After the failure of the merger with the Tories, who have very little following in Northern Ireland, the UUP had three logical courses of action. First, it could have negotiated a merger with the DUP--either keeping that name or coming up with a new name. Such a merger would largely have been on the DUP's terms as the best time for the UUP to have merged would have been in 2001 or 2002 after three MLAs/MPs defected to the party. After the disastrous election of 2005, which left the UUP with only a single MP at Westminster, the party had little to bring as a dowry to the marriage. The second course would have been to leave the Executive and operate as an opposition party either with or without the cooperation of the Social Democratic and Labour Party (SDLP). But to a party used to ruling the province from 1922 to 1972 and again from 1999 to 2002 under a return to devolution, this looked like a fate worse than death. So Elliott opted for the third course of muddling through.
The press has already speculated on possible candidates for the leadership. Three have been named: David Kennedy, the party's only minister in the Executive; Basil McCrea, the Lagan Valley MLA who was runner-up for the leadership against Elliott in 2010; and Mike Nesbitt, a former BBC news anchor/announcer in the province and the MLA for Strangford. Kennedy appears reluctant to risk his seat on the Executive, which he enjoys filling. Nesbitt is a relatively fresh face in the party with media skills. If he could come to an agreement with McCrea on policy direction the leadership would probably be his for the taking. McCrea would seem to be more inclined towards the opposition option as he ran as the liberal candidate in 2010. If the party attempts to continue to pursue the third option of muddling through under a new leader his tenure in office is likely to be no longer than Mr. Elliott's and the likely outcome will be a hostile takeover of the party's electorate by the DUP rather than a negotiated merger.

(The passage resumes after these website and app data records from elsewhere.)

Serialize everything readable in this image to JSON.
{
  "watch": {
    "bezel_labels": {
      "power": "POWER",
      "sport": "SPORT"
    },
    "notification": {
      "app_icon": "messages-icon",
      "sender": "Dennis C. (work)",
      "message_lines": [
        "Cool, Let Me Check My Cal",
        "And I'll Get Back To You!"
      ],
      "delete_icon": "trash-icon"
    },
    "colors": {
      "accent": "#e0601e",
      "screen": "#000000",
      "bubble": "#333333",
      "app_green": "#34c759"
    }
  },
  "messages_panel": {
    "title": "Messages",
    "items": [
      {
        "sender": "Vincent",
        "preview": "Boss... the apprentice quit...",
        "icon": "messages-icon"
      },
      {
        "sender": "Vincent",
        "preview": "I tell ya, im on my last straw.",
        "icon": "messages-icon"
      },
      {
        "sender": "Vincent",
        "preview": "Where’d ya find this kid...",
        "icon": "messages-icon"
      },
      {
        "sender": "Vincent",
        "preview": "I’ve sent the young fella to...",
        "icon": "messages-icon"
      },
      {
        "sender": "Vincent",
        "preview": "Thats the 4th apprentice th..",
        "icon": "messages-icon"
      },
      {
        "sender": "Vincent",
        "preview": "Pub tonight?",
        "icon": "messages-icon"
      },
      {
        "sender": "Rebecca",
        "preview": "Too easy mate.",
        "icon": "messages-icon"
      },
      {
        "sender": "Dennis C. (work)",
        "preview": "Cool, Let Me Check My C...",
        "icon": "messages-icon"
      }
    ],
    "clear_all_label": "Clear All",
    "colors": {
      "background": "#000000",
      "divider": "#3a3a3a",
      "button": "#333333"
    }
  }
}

The leadership contest and the ultimate fate of the UUP should be of intense interest to three parties. First, it will be of interest to the DUP which is seeking to end up in the UUP's pre-1969 position as the sole unionist party. The DUP made most of its political errors in its first two decades of existence while former leader Ian Paisley and current leader Peter Robinson were learning the political ropes. Robinson was Paisley's third protege. The DUP no longer makes major political errors, although as a human enterprise it is subject to scandals as that which befell Robinson's wife and political partner Iris in 2010. Second, if the UUP opts for opposition it may throw a lifeline to the ailing SDLP. And if it does not and dies a "natural" political death it serves as the canary in the mineshaft for the SDLP letting it know that there is no longer enough political oxygen for an opposition party in either ethnic community in the North. Third, it will serve the same function for the Israeli Labor Party, which is suffering from the same rejection by the electorate because it appeared too soft in dealing with the opposition liberation movement cum terrorist organization. If the UUP can't recover against the DUP, what chance will there be for the Labor Party against the Likud and the Israeli Right?
See this article for a critical treatment of Elliott's tenure as UUP leader.